This is the imaginary line in the sand drawn by Joe "King Coal" Manchin last week when he refused to confirm Joe Biden's board nominee Sarah Bloom Raskin to the Federal Board of Governors -- because this is the kind of climate policy she thought was imperative. Looks like we might get it via a different agency.
"My phone lit up with push news alerts on this yesterday, how the Securities and Exchange Commission is proposing rules that will require companies to report on operations and how they affect the climate. Tell us why this is so important," Jonathan Lemire said on MSNBC this morning.
"Same here, Jon. My phone was also lighting up yesterday, around this news. And it is a pretty big deal. We're at a junction when it comes to how corporations will disclose their climate change agenda, and how this influences the way investors think about putting their money in these companies. So yesterday the S.E.C. proposed rules that would require publicly traded companies to report on how their operations affect climate and carbon emissions.

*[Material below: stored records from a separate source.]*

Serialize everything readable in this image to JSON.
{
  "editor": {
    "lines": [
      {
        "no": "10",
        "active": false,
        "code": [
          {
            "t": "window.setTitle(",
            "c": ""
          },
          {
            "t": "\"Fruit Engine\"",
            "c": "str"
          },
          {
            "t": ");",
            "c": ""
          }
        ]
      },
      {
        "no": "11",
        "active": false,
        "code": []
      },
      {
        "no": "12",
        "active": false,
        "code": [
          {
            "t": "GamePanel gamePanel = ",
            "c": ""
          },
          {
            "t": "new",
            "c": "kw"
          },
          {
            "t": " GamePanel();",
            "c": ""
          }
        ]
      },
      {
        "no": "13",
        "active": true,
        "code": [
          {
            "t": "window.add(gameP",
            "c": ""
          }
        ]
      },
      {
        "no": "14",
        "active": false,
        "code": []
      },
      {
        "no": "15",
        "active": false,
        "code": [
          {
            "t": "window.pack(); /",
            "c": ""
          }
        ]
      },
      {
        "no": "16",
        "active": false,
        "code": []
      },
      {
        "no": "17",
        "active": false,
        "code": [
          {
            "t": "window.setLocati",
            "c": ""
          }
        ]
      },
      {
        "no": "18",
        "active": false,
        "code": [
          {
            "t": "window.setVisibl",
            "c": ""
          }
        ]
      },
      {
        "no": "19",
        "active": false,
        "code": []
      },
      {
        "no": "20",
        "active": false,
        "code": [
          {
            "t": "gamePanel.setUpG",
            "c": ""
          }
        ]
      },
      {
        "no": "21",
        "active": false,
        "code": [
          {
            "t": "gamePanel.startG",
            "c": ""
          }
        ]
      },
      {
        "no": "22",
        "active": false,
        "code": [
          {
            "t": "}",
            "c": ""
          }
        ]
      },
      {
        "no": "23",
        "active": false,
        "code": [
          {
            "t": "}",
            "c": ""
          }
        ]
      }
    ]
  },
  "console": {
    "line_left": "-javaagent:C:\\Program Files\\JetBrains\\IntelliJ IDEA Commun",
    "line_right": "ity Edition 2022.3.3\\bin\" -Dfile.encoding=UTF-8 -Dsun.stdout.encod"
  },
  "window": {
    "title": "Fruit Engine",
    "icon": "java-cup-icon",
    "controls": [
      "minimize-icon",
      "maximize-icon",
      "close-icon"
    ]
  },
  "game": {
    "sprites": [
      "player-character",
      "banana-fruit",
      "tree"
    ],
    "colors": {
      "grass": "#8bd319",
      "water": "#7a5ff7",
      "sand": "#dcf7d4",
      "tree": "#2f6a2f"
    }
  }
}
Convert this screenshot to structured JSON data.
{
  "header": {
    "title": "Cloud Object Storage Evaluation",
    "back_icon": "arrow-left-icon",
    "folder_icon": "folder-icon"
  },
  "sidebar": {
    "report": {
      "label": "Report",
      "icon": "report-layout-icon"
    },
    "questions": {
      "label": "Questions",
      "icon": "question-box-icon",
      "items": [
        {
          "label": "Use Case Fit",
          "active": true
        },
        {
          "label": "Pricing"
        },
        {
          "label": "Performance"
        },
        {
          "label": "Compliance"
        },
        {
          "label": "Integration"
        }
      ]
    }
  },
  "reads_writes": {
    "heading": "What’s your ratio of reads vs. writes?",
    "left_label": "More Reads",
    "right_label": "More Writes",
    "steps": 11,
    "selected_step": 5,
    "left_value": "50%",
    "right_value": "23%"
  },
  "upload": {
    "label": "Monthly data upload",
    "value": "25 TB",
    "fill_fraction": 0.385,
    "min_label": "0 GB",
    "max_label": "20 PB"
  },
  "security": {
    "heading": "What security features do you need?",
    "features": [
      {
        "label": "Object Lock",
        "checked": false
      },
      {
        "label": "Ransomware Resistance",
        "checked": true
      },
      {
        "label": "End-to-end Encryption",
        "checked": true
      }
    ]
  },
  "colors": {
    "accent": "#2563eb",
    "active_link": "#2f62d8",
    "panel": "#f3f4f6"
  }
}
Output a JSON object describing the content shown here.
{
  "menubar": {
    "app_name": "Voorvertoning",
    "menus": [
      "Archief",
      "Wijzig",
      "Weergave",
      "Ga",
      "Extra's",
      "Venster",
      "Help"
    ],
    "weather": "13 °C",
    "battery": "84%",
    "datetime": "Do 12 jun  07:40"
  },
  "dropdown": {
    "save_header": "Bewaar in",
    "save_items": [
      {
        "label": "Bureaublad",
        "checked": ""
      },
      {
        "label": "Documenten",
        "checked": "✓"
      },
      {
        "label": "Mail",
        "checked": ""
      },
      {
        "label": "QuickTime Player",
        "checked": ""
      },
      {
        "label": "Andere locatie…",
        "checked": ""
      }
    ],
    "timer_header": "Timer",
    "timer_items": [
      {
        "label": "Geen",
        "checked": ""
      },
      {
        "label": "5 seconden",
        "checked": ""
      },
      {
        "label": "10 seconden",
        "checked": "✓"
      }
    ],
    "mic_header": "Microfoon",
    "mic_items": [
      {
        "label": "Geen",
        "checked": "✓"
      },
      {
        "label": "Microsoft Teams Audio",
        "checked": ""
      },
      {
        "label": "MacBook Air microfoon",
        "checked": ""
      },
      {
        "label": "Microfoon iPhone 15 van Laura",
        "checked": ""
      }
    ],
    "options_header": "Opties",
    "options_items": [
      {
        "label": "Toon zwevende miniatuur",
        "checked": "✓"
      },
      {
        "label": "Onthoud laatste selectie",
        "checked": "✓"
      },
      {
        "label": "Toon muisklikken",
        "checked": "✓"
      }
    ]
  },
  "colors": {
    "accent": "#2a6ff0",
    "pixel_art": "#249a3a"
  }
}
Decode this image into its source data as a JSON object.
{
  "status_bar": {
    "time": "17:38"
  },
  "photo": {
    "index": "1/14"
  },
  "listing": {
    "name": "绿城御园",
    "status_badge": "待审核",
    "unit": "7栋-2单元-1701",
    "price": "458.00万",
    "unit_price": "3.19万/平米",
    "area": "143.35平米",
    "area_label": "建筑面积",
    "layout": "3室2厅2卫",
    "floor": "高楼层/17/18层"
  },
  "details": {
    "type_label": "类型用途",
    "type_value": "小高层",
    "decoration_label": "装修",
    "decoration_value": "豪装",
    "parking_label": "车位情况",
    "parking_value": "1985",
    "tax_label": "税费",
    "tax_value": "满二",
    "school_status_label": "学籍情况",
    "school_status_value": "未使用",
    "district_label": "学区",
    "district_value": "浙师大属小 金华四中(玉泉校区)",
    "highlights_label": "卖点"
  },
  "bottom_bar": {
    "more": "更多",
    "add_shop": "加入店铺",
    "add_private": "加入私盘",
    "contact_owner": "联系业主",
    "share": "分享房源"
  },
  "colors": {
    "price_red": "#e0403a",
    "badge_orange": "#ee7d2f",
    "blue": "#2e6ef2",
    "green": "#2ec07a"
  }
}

"Now, the rules are expansive. And the S.E.C. chair said that they would not only have to protect investors, but also respond to requests for greater clarity from corporations themselves. The idea is that if climate change is going to have a significant impact on a company's future earnings, then investors should have the clarity and the information as early as possible, before making their investment. But it is controversial, with critics suggesting that the package from the S.E.C. may in fact be a way to jumpstart the Biden administration's environmental agenda. And they would argue that this kind of policy setting should come from lawmakers, not the S.E.C.
"Now, it enters its 60-day comment period where investors and businesses can comments on it. so it's not necessarily a done deal. But expect to hear a lot more about this in the days ahead."